How to complete this task
Search through the entries for the word "label" and copy every line that has it.

Record excerpts

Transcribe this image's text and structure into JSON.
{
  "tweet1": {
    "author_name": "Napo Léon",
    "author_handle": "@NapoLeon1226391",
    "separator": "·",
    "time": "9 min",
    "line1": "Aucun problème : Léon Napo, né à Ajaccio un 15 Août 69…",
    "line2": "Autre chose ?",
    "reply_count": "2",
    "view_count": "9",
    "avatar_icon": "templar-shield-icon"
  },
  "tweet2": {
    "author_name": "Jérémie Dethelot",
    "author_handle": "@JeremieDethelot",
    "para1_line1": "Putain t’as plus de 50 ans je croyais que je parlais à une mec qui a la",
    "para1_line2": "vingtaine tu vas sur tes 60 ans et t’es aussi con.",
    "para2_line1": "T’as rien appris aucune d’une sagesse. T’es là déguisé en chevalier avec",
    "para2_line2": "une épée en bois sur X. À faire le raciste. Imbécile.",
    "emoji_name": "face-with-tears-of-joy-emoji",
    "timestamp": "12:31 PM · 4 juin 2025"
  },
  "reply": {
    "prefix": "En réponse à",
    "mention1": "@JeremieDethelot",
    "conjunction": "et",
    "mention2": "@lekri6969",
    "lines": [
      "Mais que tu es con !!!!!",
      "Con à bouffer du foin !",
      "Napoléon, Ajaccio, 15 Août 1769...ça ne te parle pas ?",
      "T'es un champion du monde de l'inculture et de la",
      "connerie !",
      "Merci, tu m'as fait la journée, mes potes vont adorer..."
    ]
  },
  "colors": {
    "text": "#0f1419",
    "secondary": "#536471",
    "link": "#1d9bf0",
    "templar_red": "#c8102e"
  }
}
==
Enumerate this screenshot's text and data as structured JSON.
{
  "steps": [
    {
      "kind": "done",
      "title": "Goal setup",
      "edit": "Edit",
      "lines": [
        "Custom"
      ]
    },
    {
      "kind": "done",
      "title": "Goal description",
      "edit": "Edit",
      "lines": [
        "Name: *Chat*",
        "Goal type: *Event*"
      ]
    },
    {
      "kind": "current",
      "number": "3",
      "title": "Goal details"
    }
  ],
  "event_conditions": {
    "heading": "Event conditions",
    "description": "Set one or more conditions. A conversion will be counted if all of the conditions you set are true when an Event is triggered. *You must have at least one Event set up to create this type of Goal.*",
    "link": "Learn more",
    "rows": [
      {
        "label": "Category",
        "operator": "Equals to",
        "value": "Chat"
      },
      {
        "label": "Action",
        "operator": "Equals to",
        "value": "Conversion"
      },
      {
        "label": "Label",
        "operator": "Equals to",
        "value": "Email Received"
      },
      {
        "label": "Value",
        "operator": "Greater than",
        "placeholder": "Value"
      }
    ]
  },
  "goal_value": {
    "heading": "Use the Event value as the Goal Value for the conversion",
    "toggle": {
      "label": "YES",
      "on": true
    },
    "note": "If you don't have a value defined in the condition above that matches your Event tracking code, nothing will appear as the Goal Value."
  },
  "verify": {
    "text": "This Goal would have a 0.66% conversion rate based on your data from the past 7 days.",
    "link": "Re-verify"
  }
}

Response area
        "label": "Category",
        "label": "Action",
        "label": "Label",
        "label": "Value",
      "label": "YES",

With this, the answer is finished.